## TASK GOAL
Go through the data below and return each line where the string "true" appears.

§ §

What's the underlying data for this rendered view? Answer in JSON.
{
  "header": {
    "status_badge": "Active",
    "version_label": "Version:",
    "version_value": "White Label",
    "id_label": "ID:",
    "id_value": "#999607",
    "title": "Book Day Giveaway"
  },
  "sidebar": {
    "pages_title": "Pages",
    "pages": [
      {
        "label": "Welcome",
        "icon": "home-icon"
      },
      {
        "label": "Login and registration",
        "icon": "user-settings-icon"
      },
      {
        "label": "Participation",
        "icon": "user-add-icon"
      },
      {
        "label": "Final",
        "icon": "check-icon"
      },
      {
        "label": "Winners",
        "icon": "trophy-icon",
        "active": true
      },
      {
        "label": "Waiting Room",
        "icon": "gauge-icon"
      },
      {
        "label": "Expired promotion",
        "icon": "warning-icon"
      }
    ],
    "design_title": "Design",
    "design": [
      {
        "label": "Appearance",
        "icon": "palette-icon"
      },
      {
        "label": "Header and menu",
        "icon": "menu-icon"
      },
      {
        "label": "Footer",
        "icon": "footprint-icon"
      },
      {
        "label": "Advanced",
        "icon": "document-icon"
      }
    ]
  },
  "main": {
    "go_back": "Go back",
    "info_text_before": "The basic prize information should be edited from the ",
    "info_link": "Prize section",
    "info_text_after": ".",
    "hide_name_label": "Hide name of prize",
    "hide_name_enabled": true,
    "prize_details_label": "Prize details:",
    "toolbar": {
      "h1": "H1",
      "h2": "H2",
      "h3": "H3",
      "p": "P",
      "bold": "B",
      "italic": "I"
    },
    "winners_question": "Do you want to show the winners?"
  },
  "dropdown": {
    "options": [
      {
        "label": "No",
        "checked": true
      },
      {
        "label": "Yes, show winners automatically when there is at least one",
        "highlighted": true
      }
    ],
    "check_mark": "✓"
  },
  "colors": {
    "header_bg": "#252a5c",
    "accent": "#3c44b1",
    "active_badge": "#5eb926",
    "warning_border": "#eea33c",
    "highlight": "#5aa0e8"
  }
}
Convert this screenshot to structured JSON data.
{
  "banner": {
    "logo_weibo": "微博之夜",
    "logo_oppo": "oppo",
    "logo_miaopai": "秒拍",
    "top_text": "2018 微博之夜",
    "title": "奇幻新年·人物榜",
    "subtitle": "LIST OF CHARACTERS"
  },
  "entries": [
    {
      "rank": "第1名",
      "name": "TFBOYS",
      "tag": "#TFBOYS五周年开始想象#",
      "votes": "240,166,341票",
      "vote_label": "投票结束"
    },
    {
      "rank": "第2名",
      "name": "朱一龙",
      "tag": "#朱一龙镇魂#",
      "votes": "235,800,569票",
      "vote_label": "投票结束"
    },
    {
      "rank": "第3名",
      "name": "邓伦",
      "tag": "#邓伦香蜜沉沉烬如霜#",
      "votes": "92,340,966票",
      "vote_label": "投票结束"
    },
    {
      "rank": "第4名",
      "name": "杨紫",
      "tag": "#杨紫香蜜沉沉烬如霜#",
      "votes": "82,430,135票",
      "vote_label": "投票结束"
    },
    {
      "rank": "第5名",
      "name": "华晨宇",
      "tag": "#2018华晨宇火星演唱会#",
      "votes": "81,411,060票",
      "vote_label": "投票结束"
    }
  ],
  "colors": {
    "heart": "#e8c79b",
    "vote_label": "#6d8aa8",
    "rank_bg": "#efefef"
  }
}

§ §

## EXERCISE RESULT
        "active": true
    "hide_name_enabled": true,
        "checked": true
        "highlighted": true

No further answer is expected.